Exiling Sufism as deviant would require one to invent new history, raze much of architecture, destroy all shrines, ban Sufi music and much of art, ban such figures as Hazrat Abdul QadirJeelani, Ghazzali, Shah Waliullah and Mujaddid Alif Sani, not to speak of Ibn Arabi from public consciousness and consign Sufi poets including such world figures as Saadi, Hafiz, Rumi, Khusraw, Bedil and Ghalib to dustbin besides dropping such philosopher-Sufis as Ibn Sina and Farabi, Suhrawardi and MullaSadra and our Iqbal and drastically editing out much of such influential figures as Khomeni, Shariati, Azad and Hasan-al-Bana all of whom engaged with Sufism/Irfan. Even the likes of Ibn Taymiyyah and Ibn al-Qayyim will have difficulty to find a place as they are Sufis in practice and have written volumes in critical appreciation of it. Amongst the great Imams of fiqh and hadith, most figures who had connections with Sufis or have been more or less practising Sufis and dozens of Quranic exegetical works inflected by certain elements of Sufi exegesis will have to be proscribed.

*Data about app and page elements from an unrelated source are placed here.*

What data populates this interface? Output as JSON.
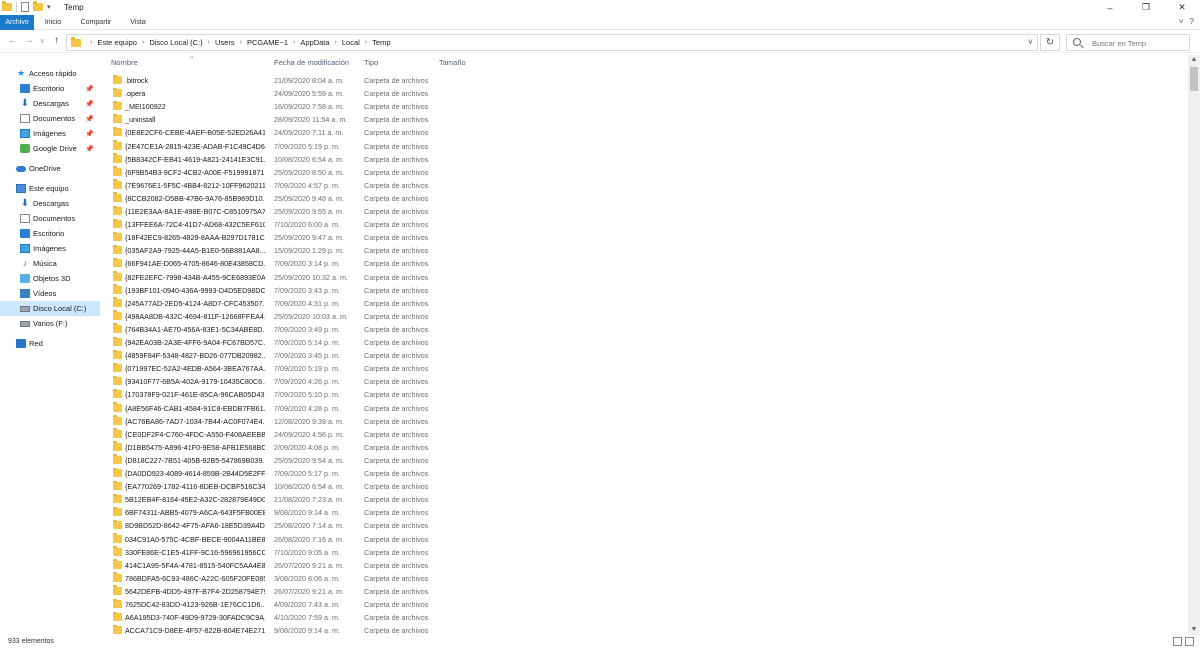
{
  "window": {
    "title": "Temp",
    "controls": [
      "–",
      "❐",
      "✕"
    ]
  },
  "ribbon": {
    "tabs": [
      "Archivo",
      "Inicio",
      "Compartir",
      "Vista"
    ],
    "chevron": "˅",
    "help": "?"
  },
  "navigation": {
    "back": "←",
    "forward": "→",
    "recent": "˅",
    "up": "↑",
    "breadcrumb": [
      "Este equipo",
      "Disco Local (C:)",
      "Users",
      "PCGAME~1",
      "AppData",
      "Local",
      "Temp"
    ],
    "separator": "›",
    "dropdown": "˅",
    "refresh": "↻",
    "search_placeholder": "Buscar en Temp"
  },
  "sidebar": {
    "items": [
      {
        "label": "Acceso rápido",
        "icon": "star-icon",
        "level": 0,
        "pinned": false
      },
      {
        "label": "Escritorio",
        "icon": "desktop-icon",
        "level": 1,
        "pinned": true
      },
      {
        "label": "Descargas",
        "icon": "download-icon",
        "level": 1,
        "pinned": true
      },
      {
        "label": "Documentos",
        "icon": "documents-icon",
        "level": 1,
        "pinned": true
      },
      {
        "label": "Imágenes",
        "icon": "pictures-icon",
        "level": 1,
        "pinned": true
      },
      {
        "label": "Google Drive",
        "icon": "google-drive-icon",
        "level": 1,
        "pinned": true
      },
      {
        "label": "OneDrive",
        "icon": "onedrive-icon",
        "level": 0,
        "pinned": false
      },
      {
        "label": "Este equipo",
        "icon": "this-pc-icon",
        "level": 0,
        "pinned": false
      },
      {
        "label": "Descargas",
        "icon": "download-icon",
        "level": 1,
        "pinned": false
      },
      {
        "label": "Documentos",
        "icon": "documents-icon",
        "level": 1,
        "pinned": false
      },
      {
        "label": "Escritorio",
        "icon": "desktop-icon",
        "level": 1,
        "pinned": false
      },
      {
        "label": "Imágenes",
        "icon": "pictures-icon",
        "level": 1,
        "pinned": false
      },
      {
        "label": "Música",
        "icon": "music-icon",
        "level": 1,
        "pinned": false
      },
      {
        "label": "Objetos 3D",
        "icon": "3d-objects-icon",
        "level": 1,
        "pinned": false
      },
      {
        "label": "Vídeos",
        "icon": "videos-icon",
        "level": 1,
        "pinned": false
      },
      {
        "label": "Disco Local (C:)",
        "icon": "local-disk-icon",
        "level": 1,
        "pinned": false,
        "selected": true
      },
      {
        "label": "Varios (F:)",
        "icon": "drive-icon",
        "level": 1,
        "pinned": false
      },
      {
        "label": "Red",
        "icon": "network-icon",
        "level": 0,
        "pinned": false
      }
    ]
  },
  "columns": {
    "name": "Nombre",
    "date": "Fecha de modificación",
    "type": "Tipo",
    "size": "Tamaño"
  },
  "files": [
    {
      "name": ".bitrock",
      "date": "21/09/2020 8:04 a. m.",
      "type": "Carpeta de archivos"
    },
    {
      "name": ".opera",
      "date": "24/09/2020 5:59 a. m.",
      "type": "Carpeta de archivos"
    },
    {
      "name": "_MEI100922",
      "date": "16/09/2020 7:58 a. m.",
      "type": "Carpeta de archivos"
    },
    {
      "name": "_uninstall",
      "date": "28/09/2020 11:54 a. m.",
      "type": "Carpeta de archivos"
    },
    {
      "name": "{0E8E2CF6-CEBE-4AEF-B05E-52ED26A41B...",
      "date": "24/09/2020 7:11 a. m.",
      "type": "Carpeta de archivos"
    },
    {
      "name": "{2E47CE1A-2815-423E-ADAB-F1C49C4D6...",
      "date": "7/09/2020 5:19 p. m.",
      "type": "Carpeta de archivos"
    },
    {
      "name": "{5B8342CF-EB41-4619-A821-24141E3C91...",
      "date": "10/08/2020 6:54 a. m.",
      "type": "Carpeta de archivos"
    },
    {
      "name": "{6F9B54B3-9CF2-4CB2-A00E-F519991871...",
      "date": "25/09/2020 8:50 a. m.",
      "type": "Carpeta de archivos"
    },
    {
      "name": "{7E9676E1-5F5C-4BB4-8212-10FF9620211D}",
      "date": "7/09/2020 4:57 p. m.",
      "type": "Carpeta de archivos"
    },
    {
      "name": "{8CCB2082-D5BB-47B6-9A76-85B969D10...",
      "date": "25/09/2020 9:48 a. m.",
      "type": "Carpeta de archivos"
    },
    {
      "name": "{11E2E3AA-8A1E-498E-B07C-C8510975A7...",
      "date": "25/09/2020 9:55 a. m.",
      "type": "Carpeta de archivos"
    },
    {
      "name": "{13FFEE6A-72C4-41D7-AD68-432C5EF610...",
      "date": "7/10/2020 6:00 a. m.",
      "type": "Carpeta de archivos"
    },
    {
      "name": "{18F42EC9-8265-4829-8AAA-B297D1781C...",
      "date": "25/09/2020 9:47 a. m.",
      "type": "Carpeta de archivos"
    },
    {
      "name": "{035AF2A9-7925-44A5-B1E0-56B881AA8...",
      "date": "15/09/2020 1:29 p. m.",
      "type": "Carpeta de archivos"
    },
    {
      "name": "{66F941AE-D065-4705-8646-80E43858CD...",
      "date": "7/09/2020 3:14 p. m.",
      "type": "Carpeta de archivos"
    },
    {
      "name": "{82FE2EFC-7998-434B-A455-9CE6893E0A...",
      "date": "25/09/2020 10:32 a. m.",
      "type": "Carpeta de archivos"
    },
    {
      "name": "{193BF101-0940-436A-9993-D4D5ED98DC...",
      "date": "7/09/2020 3:43 p. m.",
      "type": "Carpeta de archivos"
    },
    {
      "name": "{245A77AD-2ED5-4124-A8D7-CFC453507...",
      "date": "7/09/2020 4:31 p. m.",
      "type": "Carpeta de archivos"
    },
    {
      "name": "{498AA8DB-432C-4694-811F-12668FFEA4...",
      "date": "25/09/2020 10:03 a. m.",
      "type": "Carpeta de archivos"
    },
    {
      "name": "{764B34A1-AE70-456A-83E1-5C34ABE8D...",
      "date": "7/09/2020 3:49 p. m.",
      "type": "Carpeta de archivos"
    },
    {
      "name": "{942EA03B-2A3E-4FF6-9A04-FC67BD57C...",
      "date": "7/09/2020 5:14 p. m.",
      "type": "Carpeta de archivos"
    },
    {
      "name": "{4859F84F-5348-4827-BD26-077DB20982...",
      "date": "7/09/2020 3:45 p. m.",
      "type": "Carpeta de archivos"
    },
    {
      "name": "{071997EC-52A2-4EDB-A564-3BEA767AA...",
      "date": "7/09/2020 5:19 p. m.",
      "type": "Carpeta de archivos"
    },
    {
      "name": "{93410F77-6B5A-402A-9179-10435C80C6...",
      "date": "7/09/2020 4:26 p. m.",
      "type": "Carpeta de archivos"
    },
    {
      "name": "{170378F9-021F-461E-85CA-96CAB05D43...",
      "date": "7/09/2020 5:10 p. m.",
      "type": "Carpeta de archivos"
    },
    {
      "name": "{A8E56F46-CAB1-4584-91C8-EBDB7FB61...",
      "date": "7/09/2020 4:28 p. m.",
      "type": "Carpeta de archivos"
    },
    {
      "name": "{AC76BA86-7AD7-1034-7B44-AC0F074E4...",
      "date": "12/08/2020 9:39 a. m.",
      "type": "Carpeta de archivos"
    },
    {
      "name": "{CE0DF2F4-C760-4FDC-A550-F408AEEBB...",
      "date": "24/09/2020 4:56 p. m.",
      "type": "Carpeta de archivos"
    },
    {
      "name": "{D1BB5475-A896-41F0-9E58-AFB1E568BC...",
      "date": "2/09/2020 4:08 p. m.",
      "type": "Carpeta de archivos"
    },
    {
      "name": "{D818C227-7B51-405B-92B5-547869B039...",
      "date": "25/09/2020 9:54 a. m.",
      "type": "Carpeta de archivos"
    },
    {
      "name": "{DA0DD923-4089-4614-859B-2B44D5E2FF...",
      "date": "7/09/2020 5:17 p. m.",
      "type": "Carpeta de archivos"
    },
    {
      "name": "{EA770269-1782-4116-8DEB-DCBF516C34...",
      "date": "10/08/2020 6:54 a. m.",
      "type": "Carpeta de archivos"
    },
    {
      "name": "5B12EB4F-8164-45E2-A32C-282879E49D0E",
      "date": "21/08/2020 7:23 a. m.",
      "type": "Carpeta de archivos"
    },
    {
      "name": "6BF74311-ABB5-4079-A6CA-643F5FB00EE6",
      "date": "9/08/2020 9:14 a. m.",
      "type": "Carpeta de archivos"
    },
    {
      "name": "8D9BD52D-8642-4F75-AFA6-18E5D39A4D...",
      "date": "25/08/2020 7:14 a. m.",
      "type": "Carpeta de archivos"
    },
    {
      "name": "034C91A0-575C-4CBF-BECE-9004A11BE8...",
      "date": "26/08/2020 7:16 a. m.",
      "type": "Carpeta de archivos"
    },
    {
      "name": "330FE86E-C1E5-41FF-9C16-596961956CCE",
      "date": "7/10/2020 9:05 a. m.",
      "type": "Carpeta de archivos"
    },
    {
      "name": "414C1A95-5F4A-4781-8515-540FC5AA4E80",
      "date": "26/07/2020 9:21 a. m.",
      "type": "Carpeta de archivos"
    },
    {
      "name": "786BDFA5-6C93-486C-A22C-605F20FE0851",
      "date": "3/08/2020 8:06 a. m.",
      "type": "Carpeta de archivos"
    },
    {
      "name": "5642DEFB-4DD5-497F-B7F4-2D258794E799",
      "date": "26/07/2020 9:21 a. m.",
      "type": "Carpeta de archivos"
    },
    {
      "name": "7625DC42-83DD-4123-926B-1E76CC1D6...",
      "date": "4/09/2020 7:43 a. m.",
      "type": "Carpeta de archivos"
    },
    {
      "name": "A6A195D3-740F-49D9-9729-30FADC9C9A...",
      "date": "4/10/2020 7:59 a. m.",
      "type": "Carpeta de archivos"
    },
    {
      "name": "ACCA71C9-D8EE-4F57-822B-804E74E2711B",
      "date": "9/08/2020 9:14 a. m.",
      "type": "Carpeta de archivos"
    }
  ],
  "status": {
    "count": "933 elementos"
  },
  "colors": {
    "accent": "#1979ca",
    "selection": "#cce8ff",
    "folder": "#f5c84a"
  }
}
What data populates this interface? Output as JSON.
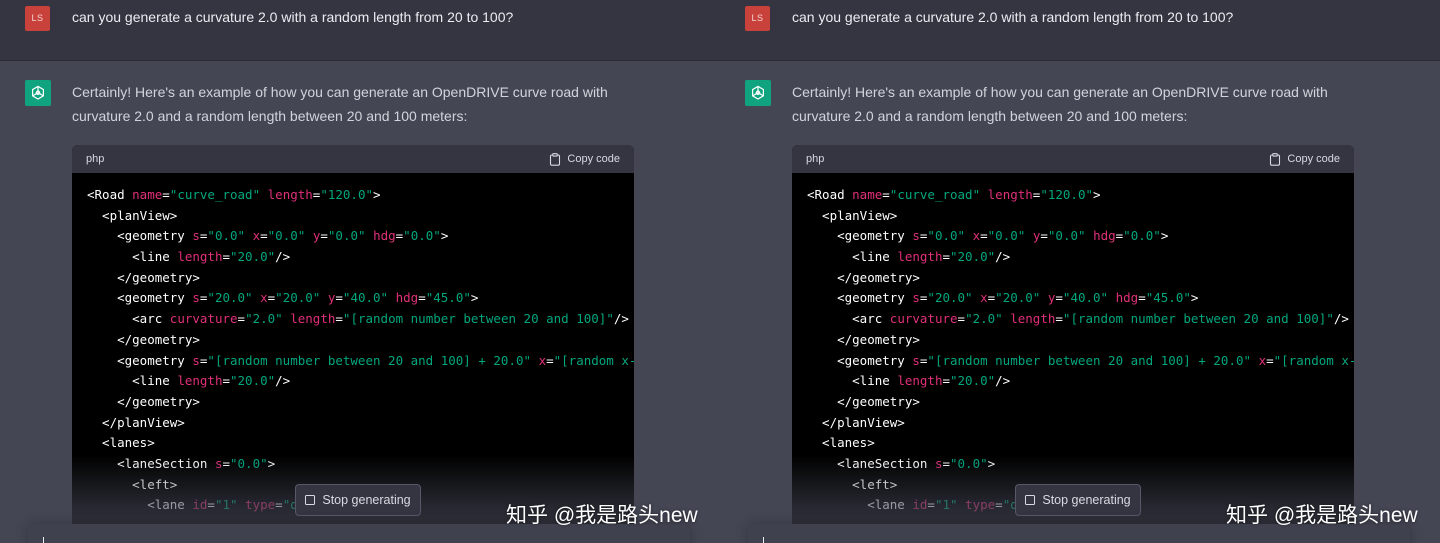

Opposing Sufism would entail rejecting esotericism in principle, privileging or even absolutizing letter/literalism at the cost of analogical, anagogical and symbolic interpretations; rejection of the science of tawil besides many traditional sciences that have a metaphysical foundation, ignoring metaphor, myth and symbolism; reluctance in tasting something from the higher realities/heaven or suspecting existential/experiential participation in the meanings of revealed wisdom and denying value and claims of such perennially established spiritual practices/therapies as meditation or contemplation. In fact, as Pakistani scholar Shuja al-Haq has noted, “Sufi tradition is seen as a representation of the tradition, of a way of seeing and living, that formed the core or nucleus of pre-modern corpus of knowledge” and Pakistani historian, K K Aziz showed in the classic The Meaning of Islamic Art how Sufism is at the heart of the beautiful and the creative we experience everywhere in the Islamic culture. Sufism for the Masters is not an ideology, a system of propositions or a new religion or a speculative enterprise or optional journey within oneself (saer-i-batin) but an invitation to explore for oneself serious questions regarding ultimate things one seeks to know and keep moving upward on the path of moral-intellectual-spiritual beauty/perfections. No disputes with anyone. It is to taste the joy of being a nobody and the peace of silence. The spirit of Islamic canon as of all scriptures besides the plain sense of many Quranic verses and hundreds of authentic prophetic traditions including significant number of sacred traditions (ahadees-i-qudsi) are best explained by Sufi interpretation – they constitute embarrassment for anti-Sufi/non-Sufi approaches.
Mohammad Maroof Shah is a noted columnist and can be reached at firstname.lastname@example.org